I liked it. I'm not sure what qualifies it as "hard sf," but I'm not sure what makes that sub-genre that sub-genre outside of a hatred of the lazy hand-off to "hyperdrive." On the other hand, I've also read fanboys wanking off about "Star Trek" being "hard" because Paramount has managed to both sate its bottomless greed and keep the scolds happy by publishing assorted "technical guides" that purport to explain how warp drive works, even though "warp drive" could have just as easily been called "spumone teleportrix mechanism" for all the writers cared about it except when it needed to be broken to introduce a plot wrinkle. Neither here nor there. No one seems to agree. I've read a few fan sites that say Bear's considered an extreme example of the sub-genre. I'm guessing that as long as you don't break any of the known laws of physics without spending a few paragraphs having the resident genius character explain why you can get away with that thanks to a new and special kind of particle, you're hard sf. If there's a lightsaber involved, I think you're out of luck. Amazon tells me there happen to be at least two anthologies of hard sf out there, so perhaps I'll just read one. I hope it's every bit as pedantic as the average kur05hin nitpicker.

The second of the two is a revenge novel that takes its setup and a few characters from the first. There's a hair bit of Octavia Butler's "Lilith's Brood" in there, and it made me think of "Ringworld" a bit. People have tried to tie in "Ender's Game" because of one similarity that could, applied with the same lack of discrimination and apparent impoverished reading background, make the book a retelling of "A Separate Peace" if you wanted to read it that way. You know... "it's like 'A Separate Peace' because there are kids involved and, uh, it's sad when that one guy gets his leg broken."

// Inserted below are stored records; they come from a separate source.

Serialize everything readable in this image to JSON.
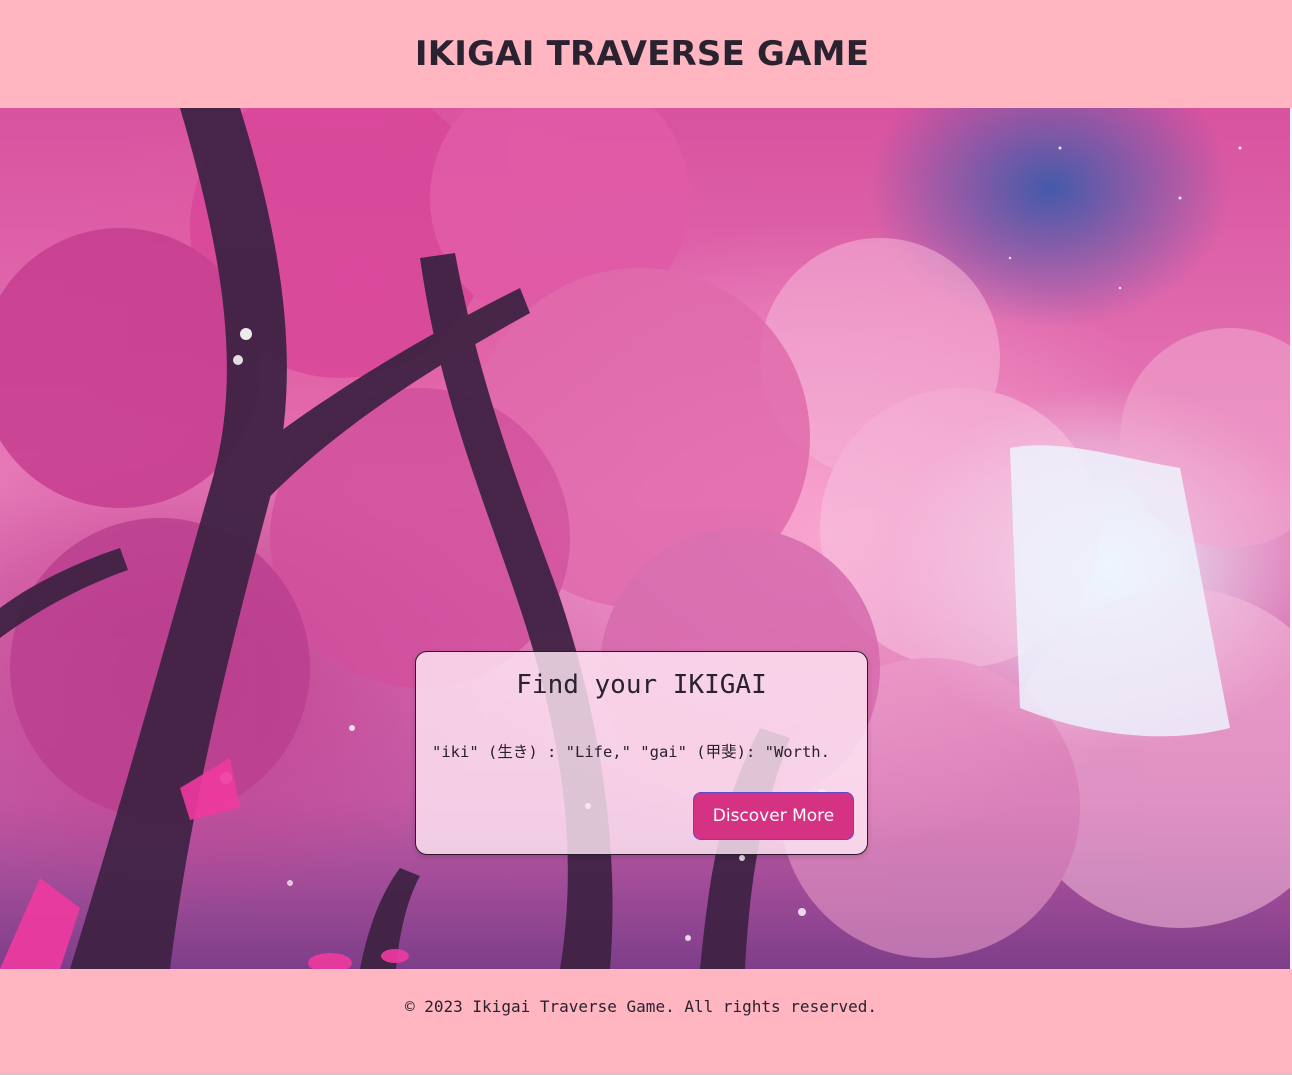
{
  "header": {
    "title": "IKIGAI TRAVERSE GAME"
  },
  "hero": {
    "background_image": "cherry-blossom-forest-image",
    "colors": {
      "blossom": "#e77bb8",
      "sky": "#3c5aaa",
      "trunk": "#4a2a4a"
    },
    "card": {
      "heading": "Find your IKIGAI",
      "text": "\"iki\" (生き) : \"Life,\" \"gai\" (甲斐): \"Worth.",
      "button_label": "Discover More"
    }
  },
  "footer": {
    "text": "© 2023 Ikigai Traverse Game. All rights reserved."
  },
  "colors": {
    "page_background": "#ffb6c1",
    "button_background": "#d63283",
    "button_border": "#5a4ad0",
    "text": "#2a2230"
  }
}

Anyhow, lots to think about. Good descriptive language that makes the universe (and the civilizations the characters come in contact with) seem huge and menacing instead of quaint and populated by Jawas. Since my recent science fiction diet has largely been Star Trek re-runs, I was really relieved to read a book about aliens that are ALIEN instead of "a collection of bad traits in humanity painted non-white and given bumps on their faces."

So if I liked these, what else from Bear might I like? And what else from someone else?

Also, while we're on SF:

There's been a group coming over to the pad to watch the DVD release of "Firefly," two episodes at a time. It's series from the creator of "Buffy the Vampire Slayer" and "Angel," and it's a science fiction western. With the series finale of "Angel" now past, it's the most anticipated thing I watch every week. Nate of Polytropos has posted an appreciation that's pretty apt. It's cool that the show is going to get a second shot at life in the form of a feature film, but it's a real shame it couldn't get five or six seasons to tell its story.

It's got all of Joss Whedon's creative gifts on display with none of the mandatory Revlon-friendly teen angst of Buffy, which isn't terrible but occasionally nags, especially when it takes the form of some of those god-awful bands at The Bronze. It's also free of the slightly more advanced (age-wise) angst of "Angel," which is less about teens operating in a vacuum devoid of legitimate authority and more about all sorts of stuff including the perils of dating in the big city. It just feels more grown up, and I know there are Buffy and Angel fans who will damn me for saying that, but there it is.

So we're about halfway through "Firefly," there are two episodes left of "The Sopranos" for this season (how will Tony B. get it? Who will do it? Will it be sad?) and "Angel," which I wasn't always happy with but watched all the same, is gone from the air forever (unless they make those tv movies). Time for a new fixation.